Estate Planning: Three Lessons From Dead Celebrities

By John O’Grady, O’Grady Law Group


Amy Winehouse

In 2011, pop diva Amy Winehouse joined the list of musicians who died at 27, which includes rock icons Janis Joplin and Jim Morrison.

Like Winehouse, Joplin and Morrison were drug addicts and appear to have died of overdoses. Unlike Winehouse, both Joplin and Morrison had written wills, despite their young age.

Joplin’s will divided her estate among her parents and siblings. Without the will, her estate would have passed to her parents alone, leaving her brother and sister out.

Morrison’s will didn’t save his estate from controversy. He left everything to his long-term girlfriend, Pamela Courson. When she died three years after him, in 1974, Morrison’s family contested the will. The California courts found the will to be valid and recognized Courson as Morrison’s common law wife under Colorado law. To this day, a Courson family member remains executor of the Morrison estate.
Whether Winehouse’s estate, which went to her parents, was distributed as she would have wanted remains a mystery because she did not leave a will or trust.
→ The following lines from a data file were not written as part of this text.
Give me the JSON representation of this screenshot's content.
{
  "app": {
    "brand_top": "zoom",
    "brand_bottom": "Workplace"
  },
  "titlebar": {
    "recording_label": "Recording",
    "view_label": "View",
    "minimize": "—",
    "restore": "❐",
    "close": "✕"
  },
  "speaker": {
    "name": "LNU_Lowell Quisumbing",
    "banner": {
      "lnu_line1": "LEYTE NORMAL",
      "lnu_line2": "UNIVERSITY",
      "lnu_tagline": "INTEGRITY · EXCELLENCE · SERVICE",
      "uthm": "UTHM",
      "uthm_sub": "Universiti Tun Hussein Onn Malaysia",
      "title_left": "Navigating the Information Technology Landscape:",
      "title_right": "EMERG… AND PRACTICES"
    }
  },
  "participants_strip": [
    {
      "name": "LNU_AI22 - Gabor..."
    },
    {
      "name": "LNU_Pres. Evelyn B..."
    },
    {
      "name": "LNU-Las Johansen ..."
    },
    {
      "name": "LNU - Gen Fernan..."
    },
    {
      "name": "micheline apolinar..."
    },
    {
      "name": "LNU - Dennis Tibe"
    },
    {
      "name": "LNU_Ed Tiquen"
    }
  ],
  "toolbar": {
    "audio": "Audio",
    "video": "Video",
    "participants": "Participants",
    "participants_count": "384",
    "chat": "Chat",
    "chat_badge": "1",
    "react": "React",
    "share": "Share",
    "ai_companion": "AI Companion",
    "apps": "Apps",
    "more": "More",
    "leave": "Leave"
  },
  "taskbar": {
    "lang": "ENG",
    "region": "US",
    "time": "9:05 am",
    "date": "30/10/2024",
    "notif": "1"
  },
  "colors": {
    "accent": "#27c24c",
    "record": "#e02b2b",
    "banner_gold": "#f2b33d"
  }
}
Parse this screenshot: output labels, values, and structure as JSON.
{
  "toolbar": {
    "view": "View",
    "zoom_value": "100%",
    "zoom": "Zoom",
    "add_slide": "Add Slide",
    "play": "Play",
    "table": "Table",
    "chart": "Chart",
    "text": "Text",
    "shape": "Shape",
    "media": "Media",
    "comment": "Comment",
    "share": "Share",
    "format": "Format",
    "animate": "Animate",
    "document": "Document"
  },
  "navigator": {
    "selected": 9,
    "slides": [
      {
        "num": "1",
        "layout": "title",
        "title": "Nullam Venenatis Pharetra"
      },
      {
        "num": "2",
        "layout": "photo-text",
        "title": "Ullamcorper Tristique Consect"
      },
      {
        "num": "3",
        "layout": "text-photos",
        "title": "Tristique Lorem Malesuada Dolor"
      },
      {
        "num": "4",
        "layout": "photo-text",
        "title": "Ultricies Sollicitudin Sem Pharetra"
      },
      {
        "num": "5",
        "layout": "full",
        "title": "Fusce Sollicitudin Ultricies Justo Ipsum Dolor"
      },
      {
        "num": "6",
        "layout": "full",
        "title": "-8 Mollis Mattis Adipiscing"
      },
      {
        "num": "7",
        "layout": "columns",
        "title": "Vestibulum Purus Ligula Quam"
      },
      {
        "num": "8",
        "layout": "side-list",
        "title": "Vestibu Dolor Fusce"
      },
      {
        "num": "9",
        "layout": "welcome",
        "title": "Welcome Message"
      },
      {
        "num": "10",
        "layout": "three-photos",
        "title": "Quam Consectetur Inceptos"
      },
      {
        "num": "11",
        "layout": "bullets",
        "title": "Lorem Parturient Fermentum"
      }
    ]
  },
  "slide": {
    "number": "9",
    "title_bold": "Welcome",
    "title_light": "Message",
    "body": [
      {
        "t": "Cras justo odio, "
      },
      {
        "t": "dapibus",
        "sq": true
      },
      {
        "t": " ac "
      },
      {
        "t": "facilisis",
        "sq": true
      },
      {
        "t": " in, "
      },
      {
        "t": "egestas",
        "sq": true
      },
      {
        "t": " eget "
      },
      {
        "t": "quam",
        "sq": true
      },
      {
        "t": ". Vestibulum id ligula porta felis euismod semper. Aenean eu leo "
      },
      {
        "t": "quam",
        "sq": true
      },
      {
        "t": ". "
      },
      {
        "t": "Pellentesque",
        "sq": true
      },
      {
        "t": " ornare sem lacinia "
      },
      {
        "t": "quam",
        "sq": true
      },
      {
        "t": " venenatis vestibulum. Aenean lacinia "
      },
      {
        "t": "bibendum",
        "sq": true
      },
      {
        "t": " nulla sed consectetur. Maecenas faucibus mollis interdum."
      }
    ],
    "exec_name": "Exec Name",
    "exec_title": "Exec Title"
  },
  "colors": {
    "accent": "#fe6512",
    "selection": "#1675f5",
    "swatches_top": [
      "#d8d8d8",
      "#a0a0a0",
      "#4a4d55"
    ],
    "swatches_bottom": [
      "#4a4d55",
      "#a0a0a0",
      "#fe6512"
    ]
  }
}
Life is messy and unpredictable, even if you are neither a celebrity nor a drug addict. A thoughtfully updated estate plan is the finest gift you can give yourself and your loved ones.

About the author:

John O‘Grady, O’Grady Law Group, was the 2012 chair of BASF’s Estate Planning, Trust & Probate Section.